In Season 21 of ABC’s The Bachelor, one of the contestants, Taylor Nolan, became infamous for her continual references to “emotional intelligence”—namely, in telling her fellow contestant Corinne Olympios that she “lacked the maturity and emotional intelligence” to be with bachelor Nick Viall—bringing to the forefront of cultural awareness a concept that has long been considered crucial for personal and professional success. In her lecture to Corinne, Taylor explains, “It kind of speaks to self-awareness,” which is true in part, but it is more relational than that simplistic definition implies.
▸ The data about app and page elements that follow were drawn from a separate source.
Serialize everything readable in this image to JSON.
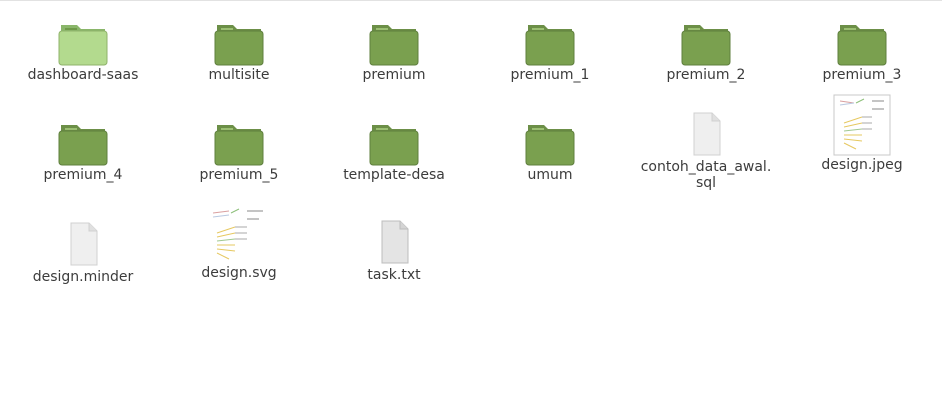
{
  "items": [
    {
      "name": "dashboard-saas",
      "type": "folder",
      "selected": true
    },
    {
      "name": "multisite",
      "type": "folder"
    },
    {
      "name": "premium",
      "type": "folder"
    },
    {
      "name": "premium_1",
      "type": "folder"
    },
    {
      "name": "premium_2",
      "type": "folder"
    },
    {
      "name": "premium_3",
      "type": "folder"
    },
    {
      "name": "premium_4",
      "type": "folder"
    },
    {
      "name": "premium_5",
      "type": "folder"
    },
    {
      "name": "template-desa",
      "type": "folder"
    },
    {
      "name": "umum",
      "type": "folder"
    },
    {
      "name": "contoh_data_awal.\nsql",
      "type": "document"
    },
    {
      "name": "design.jpeg",
      "type": "image-thumb"
    },
    {
      "name": "design.minder",
      "type": "document"
    },
    {
      "name": "design.svg",
      "type": "image-thumb"
    },
    {
      "name": "task.txt",
      "type": "text-document"
    }
  ],
  "colors": {
    "folder_top": "#7fa25a",
    "folder_body": "#7aa04f",
    "folder_selected": "#b2d88a",
    "document": "#ececec"
  }
}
In his new book The Solutions-Oriented Leader: Your Comprehensive Guide to Achieve World-Class Results, Dr. Rick Goodman defines emotional intelligence (EQ) as the “ability to perceive and identify emotions in the workplace and in your relationships with others…being attuned to the emotions of the people around you, but also to your own emotions—and making your decisions accordingly.”
If you’ve ever wondered what that certain je ne sais quoi is that distinguishes truly great leaders from mediocre ones—that quality that makes them dynamic, engaging, motivating, and that enables them to deliver results—very likely it is emotional intelligence. Goodman shares four reasons why EQ is the “secret sauce” to transformational leadership:
“EQ can help you cultivate employee engagement and retention.”
Today’s job seekers and employees want more than good pay and decent benefits; they want the engagement that comes from feeling like part of a close-knit community. Being able to identify and respond appropriately to your employees’ emotional cues will help make them feel like valued team members, which in turn will improve recruitment and retention.
“Leaders with high EQ better understand how their employees derive satisfaction.”
Success looks different for different people; as such, not all employees will be incentivized by the same factors. Goodman explains, “Having EQ will help you identify these specific drivers for each employee and build a workplace dynamic that provides everyone with necessary motivators.”
“EQ can assist in team building, too.”
In order to build a cohesive, well-performing team, according to Goodman, you need to know how to “structure a team that allows everyone to play to their unique strengths.” EQ will help you determine what these strengths are and how to channel them in a way that maximizes the potential for effective collaboration and optimal productivity.
“EQ can help identify your employees’ management styles.”
Being able to assess employees’ emotional needs and personalities and knowing how to match them with employees and mentors well-suited to those needs and types will aid in employees’ personal growth and professional development.
Interested in learning how to cultivate your emotional intelligence? Pre-order your copy of Dr. Rick Goodman’s The Solutions-Oriented Leader: Your Comprehensive Guide to Achieve World-Class Results, available from Sound Wisdom on April 16, 2019.
Dr. Rick Goodman is one of the most sought-after thought leaders and keynote speakers internationally specializing in leadership, engagement, and business growth. As a serial entrepreneur who has built several multimillion-dollar businesses, Dr. Rick walks his talk and shares his winning leadership philosophy with his audiences based on lessons learned as one of the team physicians for the Super Bowl champion St. Louis Rams and his association with other championship teams like the NBA champions Miami Heat.
His mission is to introduce his transformational leadership and team-building formulas and systems into 10,000 businesses worldwide, A few of Dr. Rick's clients include Heineken, AT&T, Hewlett-Packard, Ultimate Software, Inova Health Systems, and Franklin Templeton Investments.
He is the founder and president of Advantage Continuing Education Seminars (ACES), one of the largest online continuing education companies in the world. He is a distinguished member of the National Speakers Association, the Global Speakers Federation, The Society for Human Resource Management (SHRM) and the Florida Speakers Association.